You should use taxpasta standardise when you want to standardise a single taxonomic profile or multiple profiles independently but do not want to merge them in a single table, for example, you wish to store them separately to merge them yourself in the future.

See merge if you wish to both standardise and merge in one step to generate a single table containing all samples.


You should only use this command if you are interested in raw 'counts'! The standardised output will remove profiler specific information, such as names, percentages, and lineage information.


To use this command, you need a single output file from a single taxonomic profiler, the name of the tool, and to specify an output file name:

taxpasta standardise --profiler kraken2 --output sample_standardised.tsv sample.kreport.txt

where sample.kreport.txt is a taxonomic profiling report file from kraken2.

This will produce a file called sample_standardised.tsv that contains the taxpasta 'standard' two column structure described below.


taxpasta standardise will automagically attempt to guess the output format based on the output file extension.

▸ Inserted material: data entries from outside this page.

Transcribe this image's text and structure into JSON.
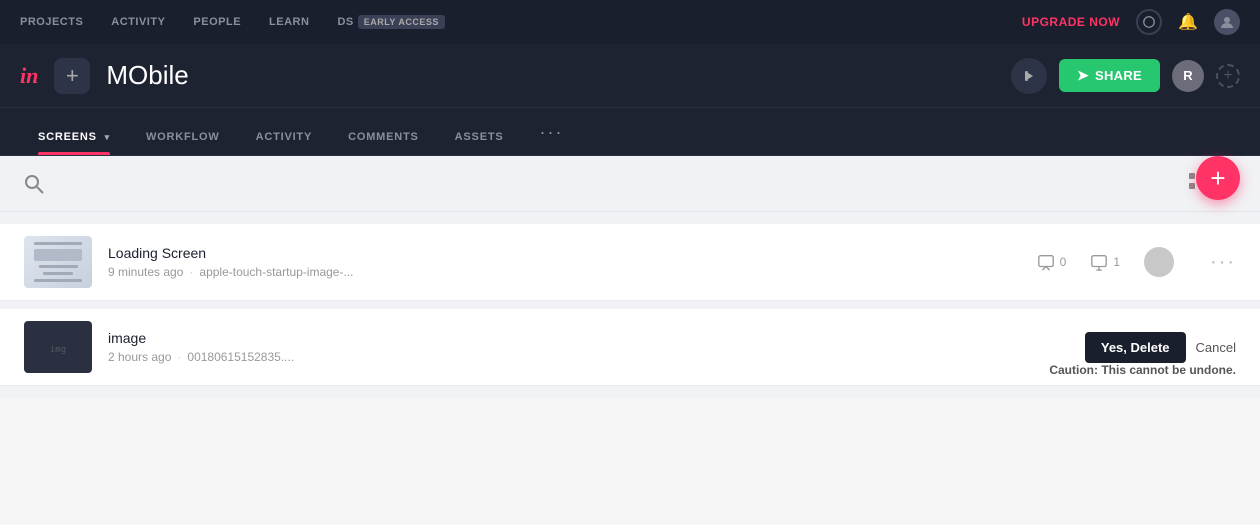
{
  "topNav": {
    "items": [
      "PROJECTS",
      "ACTIVITY",
      "PEOPLE",
      "LEARN",
      "DS"
    ],
    "badge": "EARLY ACCESS",
    "upgradeNow": "UPGRADE NOW"
  },
  "projectBar": {
    "logo": "in",
    "addLabel": "+",
    "title": "MObile",
    "shareLabel": "SHARE",
    "avatarLabel": "R"
  },
  "tabs": {
    "items": [
      "SCREENS",
      "WORKFLOW",
      "ACTIVITY",
      "COMMENTS",
      "ASSETS"
    ],
    "activeIndex": 0,
    "more": "···"
  },
  "fab": "+",
  "toolbar": {
    "gridViewTitle": "Grid view",
    "listViewTitle": "List view"
  },
  "screens": [
    {
      "name": "Loading Screen",
      "time": "9 minutes ago",
      "filename": "apple-touch-startup-image-...",
      "commentCount": "0",
      "screenCount": "1"
    },
    {
      "name": "image",
      "time": "2 hours ago",
      "filename": "00180615152835...."
    }
  ],
  "deleteConfirm": {
    "yesDelete": "Yes, Delete",
    "cancel": "Cancel",
    "caution": "Caution:",
    "cautionMsg": "This cannot be undone."
  }
}
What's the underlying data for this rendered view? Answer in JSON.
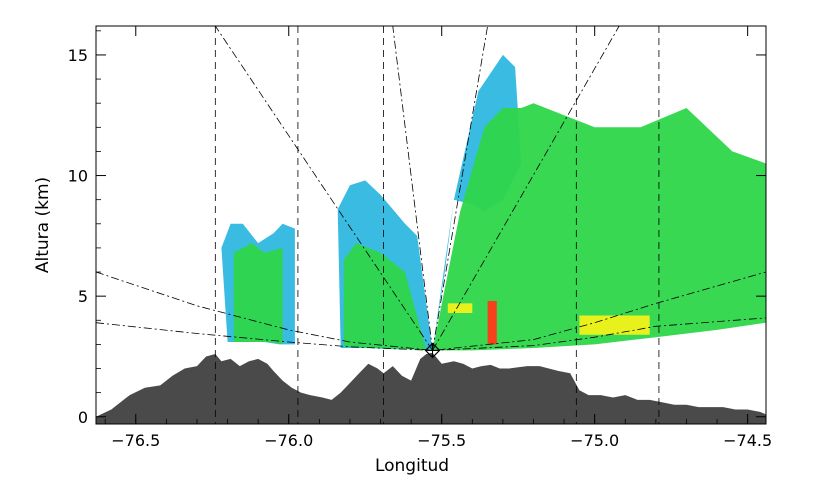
{
  "chart_data": {
    "type": "area",
    "title": "",
    "xlabel": "Longitud",
    "ylabel": "Altura (km)",
    "xlim": [
      -76.63,
      -74.44
    ],
    "ylim": [
      -0.3,
      16.2
    ],
    "x_ticks": [
      -76.5,
      -76.0,
      -75.5,
      -75.0,
      -74.5
    ],
    "x_tick_labels": [
      "−76.5",
      "−76.0",
      "−75.5",
      "−75.0",
      "−74.5"
    ],
    "y_ticks": [
      0,
      5,
      10,
      15
    ],
    "y_tick_labels": [
      "0",
      "5",
      "10",
      "15"
    ],
    "grid": false,
    "legend": "none",
    "radar_site": {
      "lon": -75.53,
      "alt": 2.75
    },
    "colors": {
      "terrain": "#4a4a4a",
      "reflectivity": [
        "#1a1ad0",
        "#2fb8e0",
        "#2ed64a",
        "#7fe84a",
        "#f2f21a",
        "#ff3a1a"
      ]
    },
    "terrain": {
      "x": [
        -76.63,
        -76.58,
        -76.52,
        -76.47,
        -76.42,
        -76.38,
        -76.34,
        -76.3,
        -76.27,
        -76.24,
        -76.22,
        -76.19,
        -76.16,
        -76.13,
        -76.1,
        -76.07,
        -76.05,
        -76.02,
        -75.99,
        -75.96,
        -75.93,
        -75.89,
        -75.86,
        -75.83,
        -75.8,
        -75.77,
        -75.74,
        -75.71,
        -75.69,
        -75.66,
        -75.63,
        -75.6,
        -75.57,
        -75.55,
        -75.53,
        -75.5,
        -75.46,
        -75.43,
        -75.4,
        -75.37,
        -75.34,
        -75.31,
        -75.28,
        -75.25,
        -75.22,
        -75.18,
        -75.15,
        -75.12,
        -75.08,
        -75.05,
        -75.02,
        -74.98,
        -74.94,
        -74.9,
        -74.86,
        -74.82,
        -74.78,
        -74.74,
        -74.7,
        -74.66,
        -74.62,
        -74.58,
        -74.54,
        -74.5,
        -74.46,
        -74.44
      ],
      "y": [
        0.0,
        0.3,
        0.9,
        1.2,
        1.3,
        1.7,
        2.0,
        2.1,
        2.5,
        2.6,
        2.3,
        2.4,
        2.1,
        2.3,
        2.4,
        2.2,
        1.9,
        1.5,
        1.2,
        1.0,
        0.9,
        0.8,
        0.7,
        1.0,
        1.4,
        1.8,
        2.2,
        2.0,
        1.8,
        2.1,
        1.7,
        1.5,
        2.4,
        2.6,
        2.65,
        2.2,
        2.3,
        2.2,
        2.0,
        2.1,
        2.15,
        2.0,
        2.0,
        2.05,
        2.1,
        2.1,
        2.0,
        1.9,
        1.8,
        1.1,
        0.9,
        0.9,
        0.8,
        0.9,
        0.7,
        0.7,
        0.6,
        0.5,
        0.5,
        0.4,
        0.4,
        0.4,
        0.3,
        0.3,
        0.2,
        0.1
      ]
    },
    "vertical_reference_lines": [
      -76.24,
      -75.97,
      -75.69,
      -75.06,
      -74.79
    ],
    "lowest_beam": {
      "x": [
        -76.63,
        -76.3,
        -76.0,
        -75.8,
        -75.53,
        -75.2,
        -75.0,
        -74.8,
        -74.44
      ],
      "y": [
        3.9,
        3.45,
        3.1,
        2.9,
        2.75,
        2.95,
        3.3,
        3.75,
        4.1
      ]
    },
    "second_beam": {
      "x": [
        -76.63,
        -76.3,
        -76.0,
        -75.8,
        -75.53,
        -75.2,
        -75.0,
        -74.8,
        -74.44
      ],
      "y": [
        6.0,
        4.6,
        3.6,
        3.1,
        2.75,
        3.2,
        3.9,
        4.7,
        6.0
      ]
    },
    "echo_regions": [
      {
        "level": 1,
        "x": [
          -76.2,
          -76.15,
          -76.08,
          -76.03,
          -75.98,
          -75.98,
          -76.02,
          -76.05,
          -76.1,
          -76.15,
          -76.19,
          -76.22
        ],
        "y": [
          3.1,
          3.1,
          3.1,
          3.0,
          3.0,
          7.8,
          8.0,
          7.6,
          7.2,
          8.0,
          8.0,
          7.0
        ]
      },
      {
        "level": 2,
        "x": [
          -76.18,
          -76.12,
          -76.06,
          -76.02,
          -76.02,
          -76.08,
          -76.12,
          -76.18
        ],
        "y": [
          3.1,
          3.1,
          3.1,
          3.0,
          7.0,
          6.8,
          7.2,
          6.8
        ]
      },
      {
        "level": 1,
        "x": [
          -75.83,
          -75.75,
          -75.66,
          -75.58,
          -75.53,
          -75.58,
          -75.62,
          -75.66,
          -75.7,
          -75.75,
          -75.8,
          -75.84
        ],
        "y": [
          2.85,
          2.85,
          2.8,
          2.8,
          2.75,
          7.5,
          8.0,
          8.6,
          9.2,
          9.8,
          9.6,
          8.6
        ]
      },
      {
        "level": 2,
        "x": [
          -75.82,
          -75.72,
          -75.6,
          -75.55,
          -75.62,
          -75.7,
          -75.78,
          -75.82
        ],
        "y": [
          2.9,
          2.85,
          2.8,
          2.75,
          6.0,
          6.8,
          7.2,
          6.5
        ]
      },
      {
        "level": 1,
        "x": [
          -75.53,
          -75.46,
          -75.38,
          -75.3,
          -75.26,
          -75.24,
          -75.3,
          -75.36,
          -75.4,
          -75.46,
          -75.49
        ],
        "y": [
          2.75,
          9.0,
          13.5,
          15.0,
          14.5,
          10.5,
          9.0,
          8.5,
          8.8,
          9.0,
          6.0
        ]
      },
      {
        "level": 2,
        "x": [
          -75.53,
          -75.44,
          -75.36,
          -75.3,
          -75.24,
          -75.2,
          -75.0,
          -74.85,
          -74.7,
          -74.55,
          -74.44,
          -74.44,
          -74.6,
          -74.8,
          -75.0,
          -75.2,
          -75.4
        ],
        "y": [
          2.75,
          8.5,
          12.0,
          12.8,
          12.8,
          13.0,
          12.0,
          12.0,
          12.8,
          11.0,
          10.5,
          3.9,
          3.6,
          3.3,
          3.0,
          2.85,
          2.75
        ]
      },
      {
        "level": 4,
        "x": [
          -75.48,
          -75.4,
          -75.4,
          -75.48
        ],
        "y": [
          4.3,
          4.3,
          4.7,
          4.7
        ]
      },
      {
        "level": 4,
        "x": [
          -75.05,
          -74.82,
          -74.82,
          -75.05
        ],
        "y": [
          3.4,
          3.4,
          4.2,
          4.2
        ]
      },
      {
        "level": 5,
        "x": [
          -75.35,
          -75.32,
          -75.32,
          -75.35
        ],
        "y": [
          3.0,
          3.0,
          4.8,
          4.8
        ]
      }
    ]
  }
}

You can alternatively explicitly define this with the --output-format flag. See taxpasta standardise --help for all supported formats.


Take, for example, the following Kraken2 output file.

 99.98  787758  787758  U   0   unclassified
  0.02  119 0   R   1   root
  0.02  119 0   R1  131567    cellular organisms
  0.02  119 0   D   2759        Eukaryota
  0.02  119 0   D1  33154         Opisthokonta
  0.01  96  0   K   4751            Fungi
  0.01  96  0   K1  451864            Dikarya

This output format is specific to Kraken2 and is unlikely to be comparable with other tools, as they will record this information in different formats. Furthermore, the indentation system to show taxonomic rank depth is not particularly 'machine-readable'; making it difficult to load it into spreadsheet tools or tabular formats preferred by languages such as R.

A more common format in metagenomics is to have a first column with the taxon name and a second column with the number of sequence 'hits' against that particular taxon. Note that this format also encodes common information across most tools, whereas Kraken2 includes additional information that may not be reported by other profilers, such as a column with the fraction against a taxon of all hits.

We have chosen to reduce all taxa to their respective identifiers and a count. We chose zero as the identifier for unclassified reads. Since there are many downstream processing and analytics methods that assume integer read counts, we only support such a count or pseudo count column.

taxonomy_id count
0 787758
1 119
131567 119
2759 119
33154 119
4751 96
451864 96

Taxpasta supports fairly diverse output formats but at the very least there should be a header indicating each column, the first (taxonomy_id) denoting which taxonomy identifier has the counts in the second column (count).


This subcommand is used internally in the merge command prior to merging multiple profiles into one table.


Taxpasta will assume that all taxonomic profiles to be processed are based on the same underlying taxonomy. That means, taxpasta will happily join taxa by their identifier even if they stem from different taxonomies.